Traditionally, internal money transfers and currency exchange have been very expensive, with banks and traditional money transfer companies charging up to eight per cent or more in fees. For large money transfers, these fees add up quickly. Even worse, traditional transfers are slow, as these businesses were high risk and required multiple transactions to complete. Worse again, no bank could provide transparency about where and when the customer’s money was along the route, until it showed up in the final account.
This allowed some new players, including Revolut to undercut existing operators. Revolut offered customers one free international transfer per month. Two Estonians built a company originally called TransferWise (now called Wise) by netting each other’s money transfer requirements, circumventing the laborious process of bouncing money across several banks with each taking a cut. It is now valued upwards of $10 billion.
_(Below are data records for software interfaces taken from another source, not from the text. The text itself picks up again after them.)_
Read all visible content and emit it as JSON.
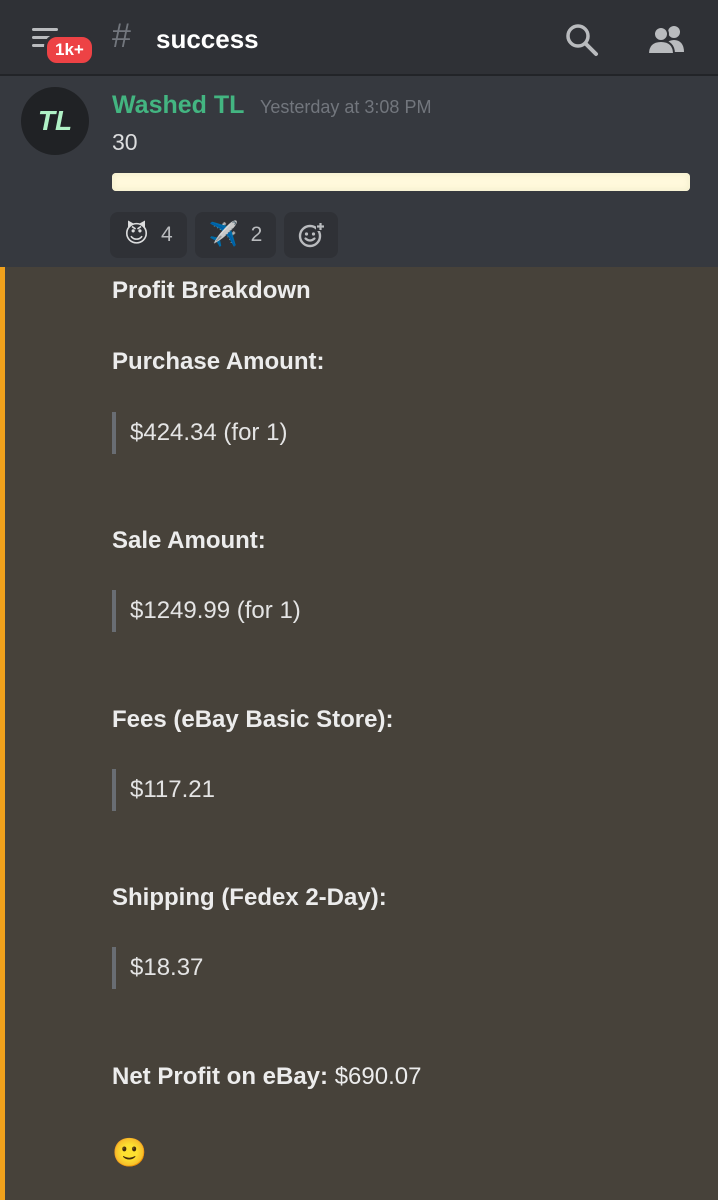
{
  "header": {
    "badge": "1k+",
    "hash": "#",
    "channel": "success"
  },
  "message": {
    "avatar_text": "TL",
    "author": "Washed TL",
    "timestamp": "Yesterday at 3:08 PM",
    "text": "30",
    "reactions": [
      {
        "emoji": "😈",
        "count": "4"
      },
      {
        "emoji": "✈️",
        "count": "2"
      }
    ]
  },
  "embed": {
    "title": "Profit Breakdown",
    "fields": [
      {
        "label": "Purchase Amount:",
        "value": "$424.34 (for 1)"
      },
      {
        "label": "Sale Amount:",
        "value": "$1249.99 (for 1)"
      },
      {
        "label": "Fees (eBay Basic Store):",
        "value": "$117.21"
      },
      {
        "label": "Shipping (Fedex 2-Day):",
        "value": "$18.37"
      }
    ],
    "net_label": "Net Profit on eBay:",
    "net_value": "$690.07",
    "emoji": "🙂"
  },
  "colors": {
    "author": "#43b581",
    "embed_accent": "#f0a11c",
    "badge": "#ed4245"
  },
  "icons": [
    "hamburger-menu-icon",
    "search-icon",
    "members-icon",
    "add-reaction-icon"
  ]
}
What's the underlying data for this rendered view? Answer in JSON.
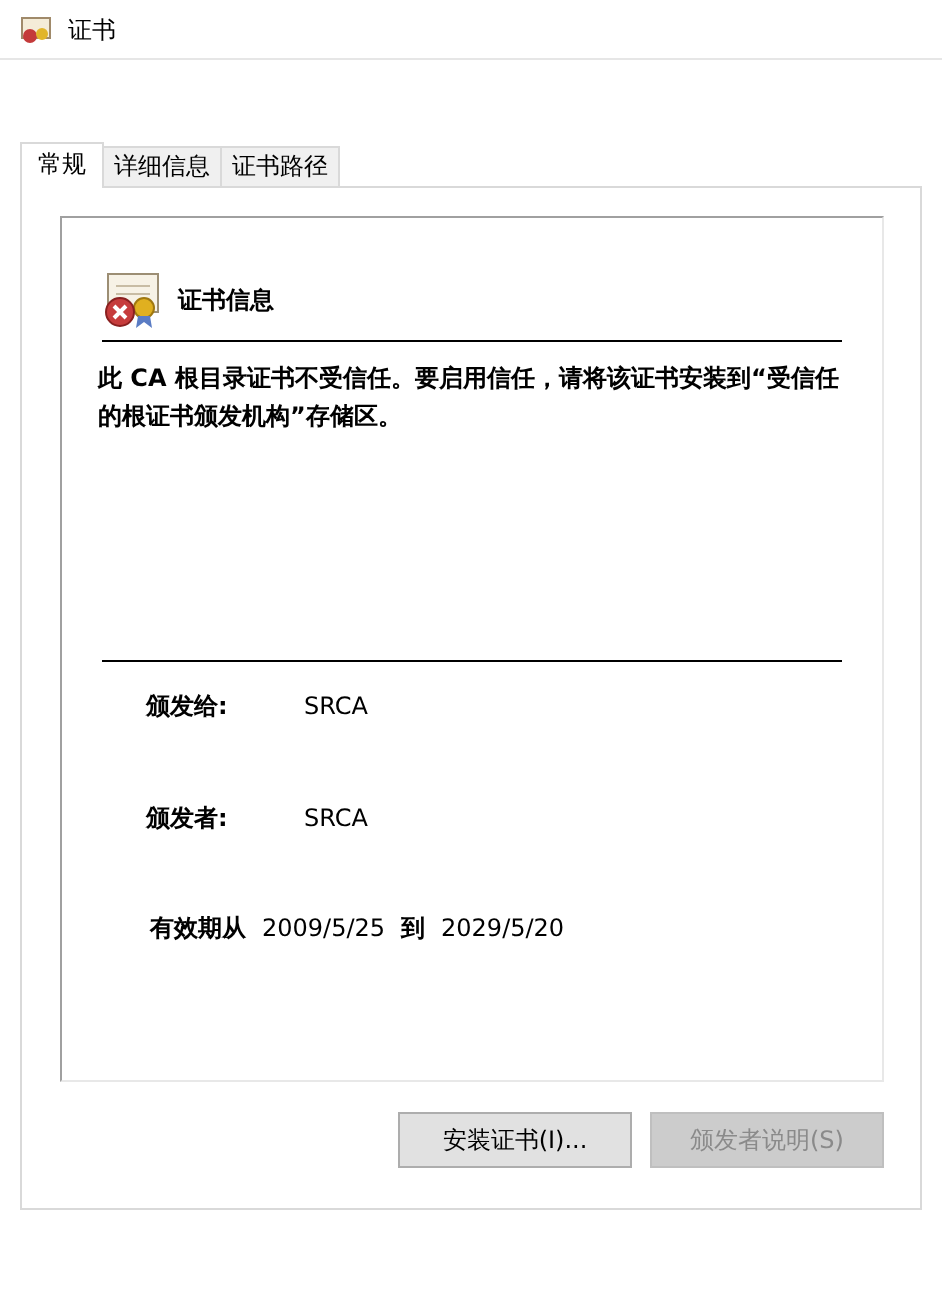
{
  "window": {
    "title": "证书"
  },
  "tabs": [
    {
      "label": "常规",
      "selected": true
    },
    {
      "label": "详细信息",
      "selected": false
    },
    {
      "label": "证书路径",
      "selected": false
    }
  ],
  "info": {
    "heading": "证书信息",
    "message": "此 CA 根目录证书不受信任。要启用信任，请将该证书安装到“受信任的根证书颁发机构”存储区。"
  },
  "fields": [
    {
      "label": "颁发给:",
      "value": "SRCA"
    },
    {
      "label": "颁发者:",
      "value": "SRCA"
    }
  ],
  "validity": {
    "label": "有效期从",
    "from": "2009/5/25",
    "separator": "到",
    "to": "2029/5/20"
  },
  "buttons": [
    {
      "label": "安装证书(I)...",
      "disabled": false
    },
    {
      "label": "颁发者说明(S)",
      "disabled": true
    }
  ]
}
Financial technology companies in this category are offering faster and less expensive international money transfers. Where a bank can take days to transfer money, the Fintech applications can deliver results in considerably shorter time. They also allow for different payment modes and multiple platforms, and there are even some companies that don’t charge fees. There is the added benefit of increasing transparency as customers, whether they are sending or receiving funds, are kept in the loop and are provided with real-time updates.